» PROBLEM DETAILS
Output the listing below verbatim, from its first line to its last.
• • • •
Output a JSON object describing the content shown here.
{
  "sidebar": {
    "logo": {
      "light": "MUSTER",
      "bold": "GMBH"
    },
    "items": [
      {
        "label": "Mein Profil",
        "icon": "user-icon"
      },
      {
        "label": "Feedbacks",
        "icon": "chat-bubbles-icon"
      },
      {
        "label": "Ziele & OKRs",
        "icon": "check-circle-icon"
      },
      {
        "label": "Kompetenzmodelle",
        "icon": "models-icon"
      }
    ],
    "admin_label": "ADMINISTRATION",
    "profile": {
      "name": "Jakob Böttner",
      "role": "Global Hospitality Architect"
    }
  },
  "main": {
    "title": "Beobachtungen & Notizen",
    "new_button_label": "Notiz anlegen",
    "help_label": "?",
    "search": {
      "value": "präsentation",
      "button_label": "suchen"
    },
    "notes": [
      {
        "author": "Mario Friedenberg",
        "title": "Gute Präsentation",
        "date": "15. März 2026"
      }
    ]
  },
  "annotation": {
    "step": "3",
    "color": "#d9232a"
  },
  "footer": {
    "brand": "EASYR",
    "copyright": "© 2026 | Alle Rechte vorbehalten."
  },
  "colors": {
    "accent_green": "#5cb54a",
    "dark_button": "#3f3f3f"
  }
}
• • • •
» WRITTEN ANSWER
Output a JSON object describing the content shown here.
{
  "sidebar": {
    "logo": {
      "light": "MUSTER",
      "bold": "GMBH"
    },
    "items": [
      {
        "label": "Mein Profil",
        "icon": "user-icon"
      },
      {
        "label": "Feedbacks",
        "icon": "chat-bubbles-icon"
      },
      {
        "label": "Ziele & OKRs",
        "icon": "check-circle-icon"
      },
      {
        "label": "Kompetenzmodelle",
        "icon": "models-icon"
      }
    ],
    "admin_label": "ADMINISTRATION",
    "profile": {
      "name": "Jakob Böttner",
      "role": "Global Hospitality Architect"
    }
  },
  "main": {
    "title": "Beobachtungen & Notizen",
    "new_button_label": "Notiz anlegen",
    "help_label": "?",
    "search": {
      "value": "präsentation",
      "button_label": "suchen"
    },
    "notes": [
      {
        "author": "Mario Friedenberg",
        "title": "Gute Präsentation",
        "date": "15. März 2026"
      }
    ]
  },
  "annotation": {
    "step": "3",
    "color": "#d9232a"
  },
  "footer": {
    "brand": "EASYR",
    "copyright": "© 2026 | Alle Rechte vorbehalten."
  },
  "colors": {
    "accent_green": "#5cb54a",
    "dark_button": "#3f3f3f"
  }
}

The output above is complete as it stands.